This is why Global Immersion has never had a participant suffer serious consequences of Altitude Mountain Sickness. Certainly, some of our participants have experienced mild AMS effects. That is part of the risk inherent in an adventure like trekking Kilimanjaro, but in all cases they have been guided to safety before the situation became a serious medical problem.

Now remember, I have been responsible for organising over 600 students to take on Kilimanjaro or walk the trail to Everest Base Camp. So far, the slate is clean, because we manage the issue before it becomes a problem !!

Of course there are other issues to address when hiking to ‘The Roof of Africa’ or trekking the trail to Everest Base Camp, the most obvious of which is very cold conditions. This is why we do whatever we can to meet with participants personally, or at the least have a very long chat over the phone with them to ensure they have the following gear and equipment before commencing their adventure.

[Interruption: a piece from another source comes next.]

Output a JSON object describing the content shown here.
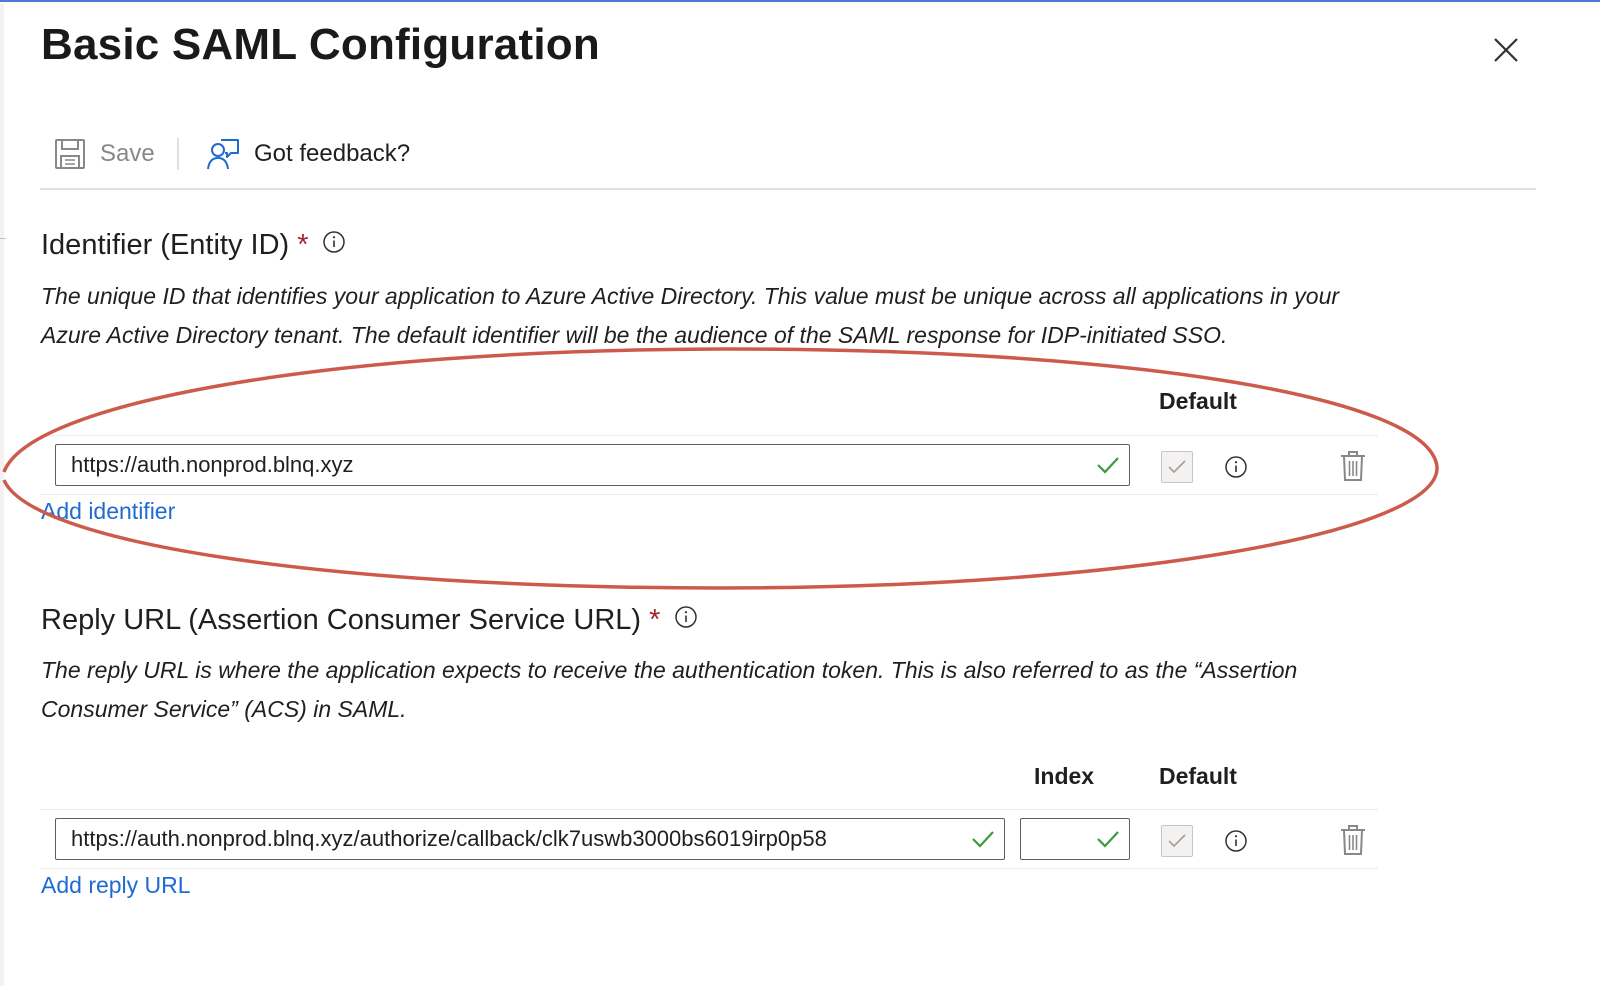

  • Sleeping bag with liner for below zero freezing conditions – please check the rating.
  • Thermal underwear – top and bottoms – thermal socks are also handy.
  • 2 x Fleecy-lined ‘tracksuit-style’ pants and 2 x warm sweaters for cool nights.
  • Waterproof pants and waterproof / windproof ski Jacket – Outer Layer.
  • Raincoat/poncho long enough to also cover and protect your small daypack.
  • Gloves/mittens with liners or inners ** Must be waterproof.
  • Very warm balaclava plus beanie and neck warmer such as a woolen scarf.
  • Head lamp or small Maglight torch with spare batteries for night visits to the toilet.
  • Pair of thongs, flip flops or slip-ons for night visits and general wear.
  • Hiking boots – they must be comfortable, light weight, well worn, and waterproof.
  • 3 pairs of hiking socks, and 1 pair of hiking gators to ensure that no rain water seeps into feet.
  • Pair of joggers for easy walking days. Ones that you are happy to leave behind.
  • Waterproof cover** for large backpack, which can be hired for $ 5 US as of Jan 2011.
  • UV protective sunglasses or snow goggles
  • Thick garbage bag liners in which to put tomorrow’s clothes, or the dirty ones!
  • Bring some snack food for between meals on the Kilimanjaro trek ?
  • ‘Deep Heat’ for sore muscles,
  • Diamox for altitude sickness prevention & for ladies extra supply of hygienic products given possible effect of high altitude on menstrual cycle.

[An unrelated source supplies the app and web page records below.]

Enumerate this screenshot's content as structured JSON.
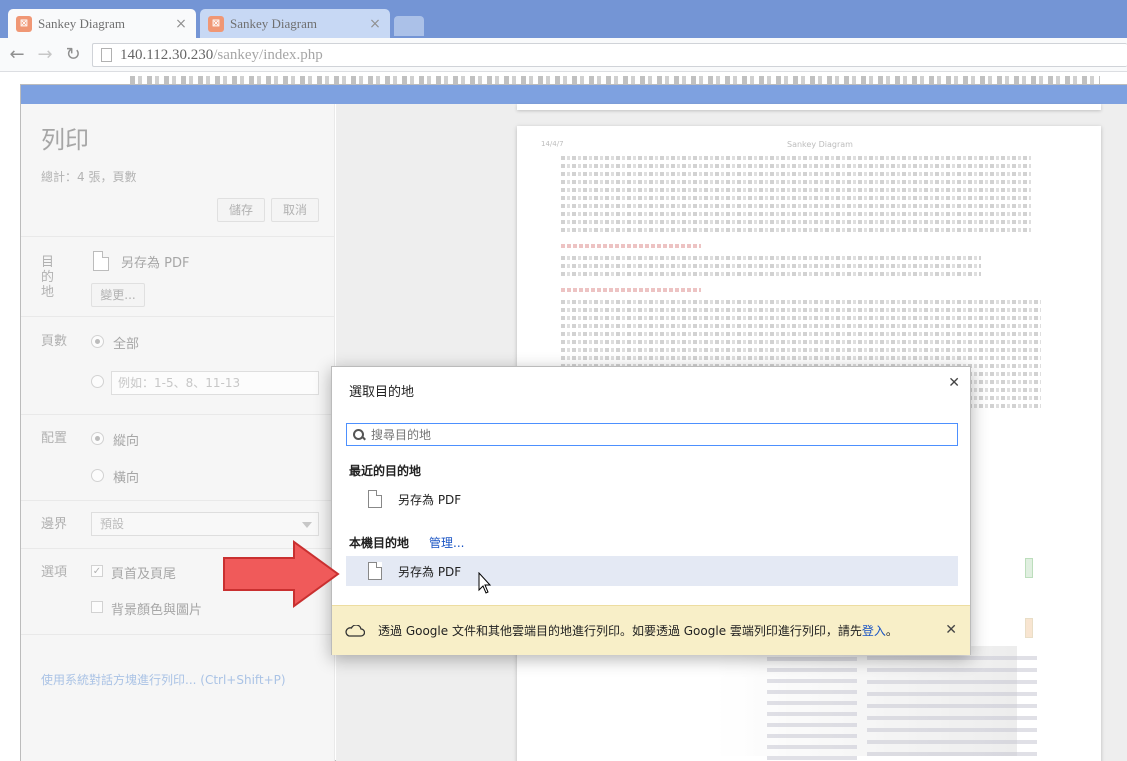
{
  "tabs": [
    {
      "title": "Sankey Diagram",
      "active": true
    },
    {
      "title": "Sankey Diagram",
      "active": false
    }
  ],
  "address": {
    "host": "140.112.30.230",
    "path": "/sankey/index.php"
  },
  "print": {
    "title": "列印",
    "total": "總計：4 張，頁數",
    "save_label": "儲存",
    "cancel_label": "取消",
    "destination_label": "目的地",
    "destination_value": "另存為 PDF",
    "change_label": "變更...",
    "pages_label": "頁數",
    "pages_all": "全部",
    "pages_placeholder": "例如：1-5、8、11-13",
    "layout_label": "配置",
    "layout_portrait": "縱向",
    "layout_landscape": "橫向",
    "margins_label": "邊界",
    "margins_value": "預設",
    "options_label": "選項",
    "option_header_footer": "頁首及頁尾",
    "option_background": "背景顏色與圖片",
    "system_dialog_link": "使用系統對話方塊進行列印... (Ctrl+Shift+P)"
  },
  "preview": {
    "date": "14/4/7",
    "title": "Sankey Diagram"
  },
  "destination_dialog": {
    "title": "選取目的地",
    "search_placeholder": "搜尋目的地",
    "recent_heading": "最近的目的地",
    "recent_item": "另存為 PDF",
    "local_heading": "本機目的地",
    "manage_label": "管理...",
    "local_item": "另存為 PDF",
    "cloud_message": "透過 Google 文件和其他雲端目的地進行列印。如要透過 Google 雲端列印進行列印，請先",
    "cloud_login": "登入",
    "cloud_suffix": "。"
  },
  "colors": {
    "accent": "#3a6fd0",
    "arrow": "#f05a5a",
    "cloud_bar": "#f8efc8",
    "selected_row": "#e4e9f4"
  },
  "icons": [
    "favicon-icon",
    "close-icon",
    "back-icon",
    "forward-icon",
    "reload-icon",
    "page-icon",
    "pdf-file-icon",
    "search-icon",
    "cloud-icon",
    "arrow-icon",
    "cursor-icon"
  ]
}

Furthermore, we are very proud of our strong relationship with Kathmandu stores here in Australia from whom we are recognized as a Global Community Partner, allowing our participants to acquire this sometimes costly gear at prices closer to cost than they are to normal retail. Should the cost still feel prohibitive to your participation, then the opportunity to hire gear in Nepal, Tanzania or Peru is always offered.